Elvitegravir is a member of the integrase inhibitor class of antiretroviral compounds, which interfere with HIV replication by blocking the ability of the virus to integrate into the genetic material of human cells. Elvitegravir was licensed by Gilead from Japan Tobacco Inc. (JT) in March 2005. Under the terms of Gilead’s agreement with JT, Gilead has exclusive rights to develop and commercialize elvitegravir in all countries of the world, excluding Japan, where JT retains rights. Elvitegravir is approved under the tradename Vitekta® in Europe, Australia and Canada, and is currently under review by the U.S. Food and Drug Administration.
Cobicistat is a cytochrome P450 3A (CYP3A) inhibitor. It boosts blood levels of the HIV protease inhibitors atazanavir and darunavir by suppressing CYP3A, an enzyme that metabolizes these drugs in the body. Cobicistat acts only as a pharmacokinetic enhancer and has no antiviral activity. Cobicistat is approved under the tradename Tybost® in Europe, Australia and Canada, and is currently under review by the U.S. Food and Drug Administration.
About Gilead Sciences
Gilead Sciences is a biopharmaceutical company that discovers, develops and commercializes innovative therapeutics in areas of unmet medical need. The company’s mission is to advance the care of patients suffering from life-threatening diseases worldwide. Headquartered in Foster City, California, Gilead has operations in North and South America, Europe and Asia Pacific.
This press release includes forward-looking statements within the meaning of the Private Securities Litigation Reform Act of 1995 that are subject to risks, uncertainties and other factors, including risks related to its ability to submit regulatory applications for E/C/F/TAF in the United States and European Union in the currently anticipated timelines. In addition, we may observe unfavorable results from longer-term clinical trials involving E/C/F/TAF or other TAF-based regimens. In addition, Gilead may make a strategic decision to discontinue development of E/C/F/TAF or other TAF-based regimens if, for example, Gilead believes commercialization will be difficult relative to other opportunities in its pipeline. Further, Gilead may be unable to obtain approvals from regulatory authorities for E/C/F/TAF, elvitegravir or cobicistat, and marketing approvals, if granted, may have significant limitations on their use. As a result, these product candidates may never be successfully commercialized. These risks, uncertainties and other factors could cause actual results to differ materially from those referred to in the forward-looking statements. The reader is cautioned not to rely on these forward-looking statements. These and other risks are described in detail in Gilead’s Quarterly Report on Form 10-Q for the quarter ended June 30, 2014, as filed with the U.S. Securities and Exchange Commission. All forward-looking statements are based on information currently available to Gilead, and Gilead assumes no obligation to update any such forward-looking statements.
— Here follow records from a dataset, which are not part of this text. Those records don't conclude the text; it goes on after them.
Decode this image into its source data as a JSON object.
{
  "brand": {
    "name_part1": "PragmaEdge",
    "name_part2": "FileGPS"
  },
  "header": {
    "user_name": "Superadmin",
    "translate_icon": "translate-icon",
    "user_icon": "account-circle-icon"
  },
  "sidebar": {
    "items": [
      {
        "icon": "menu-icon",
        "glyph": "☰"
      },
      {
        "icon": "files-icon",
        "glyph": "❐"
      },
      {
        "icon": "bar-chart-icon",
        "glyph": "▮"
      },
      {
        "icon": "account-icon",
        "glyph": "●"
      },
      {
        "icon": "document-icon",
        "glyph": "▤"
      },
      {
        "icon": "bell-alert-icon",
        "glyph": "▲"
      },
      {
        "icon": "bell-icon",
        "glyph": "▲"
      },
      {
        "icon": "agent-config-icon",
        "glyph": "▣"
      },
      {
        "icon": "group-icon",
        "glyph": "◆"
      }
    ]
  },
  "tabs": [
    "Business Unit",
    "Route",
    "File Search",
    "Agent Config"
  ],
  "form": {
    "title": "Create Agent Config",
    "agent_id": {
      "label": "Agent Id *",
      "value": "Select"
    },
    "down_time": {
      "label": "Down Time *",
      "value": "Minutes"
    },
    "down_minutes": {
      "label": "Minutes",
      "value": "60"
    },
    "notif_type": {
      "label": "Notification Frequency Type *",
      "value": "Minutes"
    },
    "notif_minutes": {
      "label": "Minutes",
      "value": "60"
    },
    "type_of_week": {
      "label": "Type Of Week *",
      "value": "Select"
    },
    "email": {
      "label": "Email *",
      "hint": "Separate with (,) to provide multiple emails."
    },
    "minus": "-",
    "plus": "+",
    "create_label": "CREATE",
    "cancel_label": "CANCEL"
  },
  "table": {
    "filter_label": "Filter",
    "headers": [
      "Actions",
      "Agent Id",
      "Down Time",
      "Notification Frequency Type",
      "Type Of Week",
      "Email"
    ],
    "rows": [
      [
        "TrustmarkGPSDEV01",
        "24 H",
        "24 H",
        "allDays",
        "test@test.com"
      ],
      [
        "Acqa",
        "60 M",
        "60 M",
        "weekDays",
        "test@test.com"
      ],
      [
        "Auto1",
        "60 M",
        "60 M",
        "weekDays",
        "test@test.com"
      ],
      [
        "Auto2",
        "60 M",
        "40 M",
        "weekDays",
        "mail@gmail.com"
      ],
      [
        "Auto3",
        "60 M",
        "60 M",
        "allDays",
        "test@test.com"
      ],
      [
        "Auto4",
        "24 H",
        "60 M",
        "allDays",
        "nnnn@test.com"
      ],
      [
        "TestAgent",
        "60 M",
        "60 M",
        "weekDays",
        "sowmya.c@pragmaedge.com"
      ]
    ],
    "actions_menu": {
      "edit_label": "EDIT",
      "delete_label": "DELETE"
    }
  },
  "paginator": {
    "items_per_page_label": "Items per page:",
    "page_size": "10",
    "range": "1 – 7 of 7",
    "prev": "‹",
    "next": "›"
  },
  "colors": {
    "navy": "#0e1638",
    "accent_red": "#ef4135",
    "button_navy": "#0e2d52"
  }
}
U.S. full prescribing information including BOXED WARNING for Stribild and Viread is available at www.gilead.com.
Stribild, Tybost, Viread and Vitekta are registered trademarks of Gilead Sciences, Inc.
Source: Gilead Sciences, Inc.